The Tegner Lodge 109 in Scotia, a group of about 50 people of Swedish and Scandinavian heritage, will celebrate St. Lucia's Day in true Scandinavian fashion.
Along with the St. Lucia procession, which consists of young boys and girls singing songs in Swedish costumes around the Christmas tree, the Tegner Lodge's Sunday, Dec. 9, celebration will include traditional Swedish foods, folklore and music.
Ingrid Frank, a member of the lodge's board, said that St. Lucia is the festival of lights, which marks the darkest day of the year, Dec. 13. She said that while the St. Lucia celebration originated in Sicily, Italy, it is a custom that known to most Europeans.
Typically, one young woman is chosen to portray St. Lucia, and wears a wreath of candles on her head light on the longest night of the year. Other girls carry single candles, and boys wear cone-shaped hats and carry stars on sticks in the procession
Frank said the Swedish celebration includes delicacies like rice pudding, ginger snaps, saffron buns, Swedish Christmas cookies and Glogg," a Swedish beverage. Swedish meatballs are, of course, on the menu, as well as scalloped potatoes with anchovies, herring and potatoes.
"We will eat, dance, sing and have a gift exchange, but the meaning behind the celebration is to celebrate what Christmas is all about, friends and family of course," said Frank.
Frank said the Swedish Lodge has been a second home to her since moving from Sweden to America.

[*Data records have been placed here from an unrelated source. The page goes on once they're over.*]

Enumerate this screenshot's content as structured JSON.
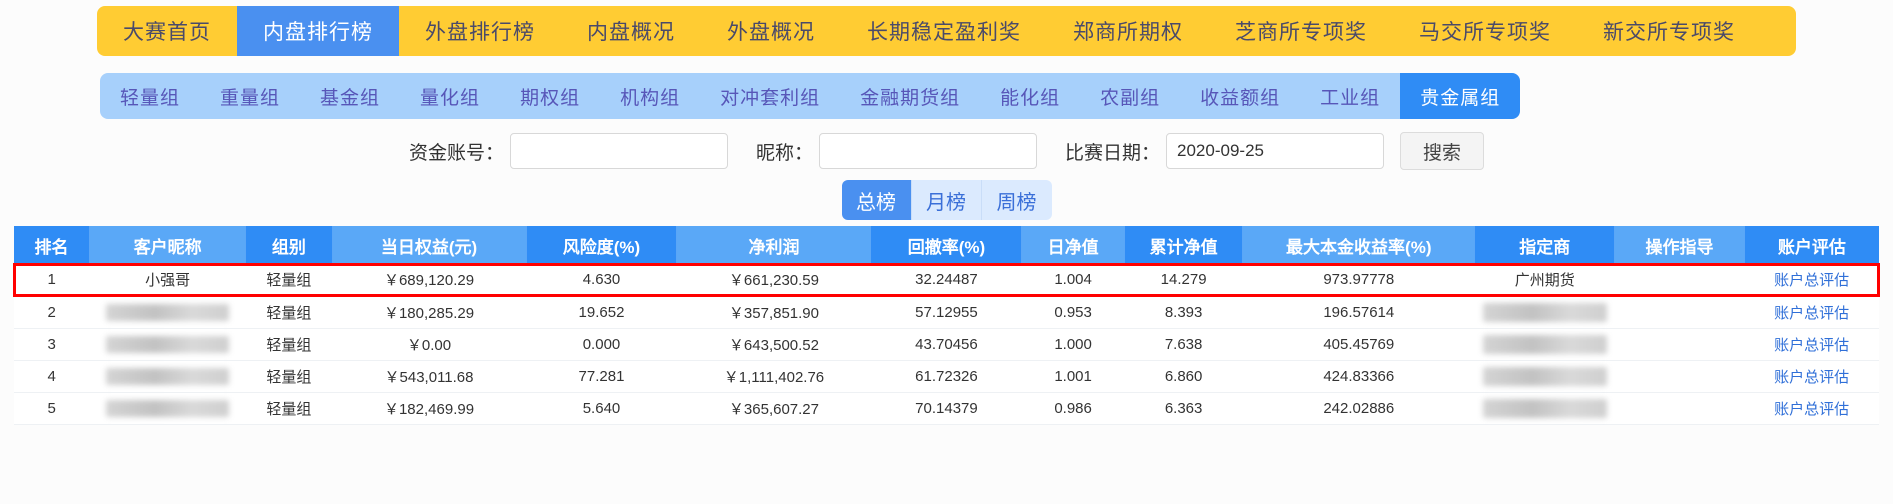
{
  "top_nav": {
    "items": [
      {
        "label": "大赛首页",
        "active": false
      },
      {
        "label": "内盘排行榜",
        "active": true
      },
      {
        "label": "外盘排行榜",
        "active": false
      },
      {
        "label": "内盘概况",
        "active": false
      },
      {
        "label": "外盘概况",
        "active": false
      },
      {
        "label": "长期稳定盈利奖",
        "active": false
      },
      {
        "label": "郑商所期权",
        "active": false
      },
      {
        "label": "芝商所专项奖",
        "active": false
      },
      {
        "label": "马交所专项奖",
        "active": false
      },
      {
        "label": "新交所专项奖",
        "active": false
      }
    ],
    "bg_color": "#ffcc33",
    "active_color": "#4a90f0"
  },
  "group_tabs": {
    "items": [
      {
        "label": "轻量组",
        "active": false
      },
      {
        "label": "重量组",
        "active": false
      },
      {
        "label": "基金组",
        "active": false
      },
      {
        "label": "量化组",
        "active": false
      },
      {
        "label": "期权组",
        "active": false
      },
      {
        "label": "机构组",
        "active": false
      },
      {
        "label": "对冲套利组",
        "active": false
      },
      {
        "label": "金融期货组",
        "active": false
      },
      {
        "label": "能化组",
        "active": false
      },
      {
        "label": "农副组",
        "active": false
      },
      {
        "label": "收益额组",
        "active": false
      },
      {
        "label": "工业组",
        "active": false
      },
      {
        "label": "贵金属组",
        "active": true
      }
    ],
    "bg_color": "#a7d0fb",
    "active_color": "#2f8cf5"
  },
  "search_form": {
    "account_label": "资金账号：",
    "account_value": "",
    "account_placeholder": "",
    "nick_label": "昵称：",
    "nick_value": "",
    "nick_placeholder": "",
    "date_label": "比赛日期：",
    "date_value": "2020-09-25",
    "search_button": "搜索"
  },
  "period_tabs": {
    "items": [
      {
        "label": "总榜",
        "active": true
      },
      {
        "label": "月榜",
        "active": false
      },
      {
        "label": "周榜",
        "active": false
      }
    ]
  },
  "table": {
    "headers": [
      "排名",
      "客户昵称",
      "组别",
      "当日权益(元)",
      "风险度(%)",
      "净利润",
      "回撤率(%)",
      "日净值",
      "累计净值",
      "最大本金收益率(%)",
      "指定商",
      "操作指导",
      "账户评估"
    ],
    "rows": [
      {
        "rank": "1",
        "nick": "小强哥",
        "nick_blurred": false,
        "group": "轻量组",
        "equity": "￥689,120.29",
        "risk": "4.630",
        "profit": "￥661,230.59",
        "drawdown": "32.24487",
        "daily_nav": "1.004",
        "cum_nav": "14.279",
        "max_return": "973.97778",
        "broker": "广州期货",
        "broker_blurred": false,
        "guide": "",
        "guide_blurred": false,
        "assess": "账户总评估",
        "highlighted": true
      },
      {
        "rank": "2",
        "nick": "",
        "nick_blurred": true,
        "group": "轻量组",
        "equity": "￥180,285.29",
        "risk": "19.652",
        "profit": "￥357,851.90",
        "drawdown": "57.12955",
        "daily_nav": "0.953",
        "cum_nav": "8.393",
        "max_return": "196.57614",
        "broker": "",
        "broker_blurred": true,
        "guide": "",
        "guide_blurred": false,
        "assess": "账户总评估",
        "highlighted": false
      },
      {
        "rank": "3",
        "nick": "",
        "nick_blurred": true,
        "group": "轻量组",
        "equity": "￥0.00",
        "risk": "0.000",
        "profit": "￥643,500.52",
        "drawdown": "43.70456",
        "daily_nav": "1.000",
        "cum_nav": "7.638",
        "max_return": "405.45769",
        "broker": "",
        "broker_blurred": true,
        "guide": "",
        "guide_blurred": false,
        "assess": "账户总评估",
        "highlighted": false
      },
      {
        "rank": "4",
        "nick": "",
        "nick_blurred": true,
        "group": "轻量组",
        "equity": "￥543,011.68",
        "risk": "77.281",
        "profit": "￥1,111,402.76",
        "drawdown": "61.72326",
        "daily_nav": "1.001",
        "cum_nav": "6.860",
        "max_return": "424.83366",
        "broker": "",
        "broker_blurred": true,
        "guide": "",
        "guide_blurred": false,
        "assess": "账户总评估",
        "highlighted": false
      },
      {
        "rank": "5",
        "nick": "",
        "nick_blurred": true,
        "group": "轻量组",
        "equity": "￥182,469.99",
        "risk": "5.640",
        "profit": "￥365,607.27",
        "drawdown": "70.14379",
        "daily_nav": "0.986",
        "cum_nav": "6.363",
        "max_return": "242.02886",
        "broker": "",
        "broker_blurred": true,
        "guide": "",
        "guide_blurred": false,
        "assess": "账户总评估",
        "highlighted": false
      }
    ]
  },
  "colors": {
    "header_blue": "#2f8cf5",
    "header_blue_alt": "#5aa8f7",
    "yellow": "#ffcc33",
    "light_blue": "#a7d0fb",
    "highlight_red": "#ff0000",
    "link_blue": "#2f6fd8",
    "nick_purple": "#7b4fc0"
  }
}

She said while she still gets homesick, the Tegner Lodge has helped her keep her culture part of her American life.
"It's just so nice to be able to sit and talk with people who share my traditions and memories," said Frank.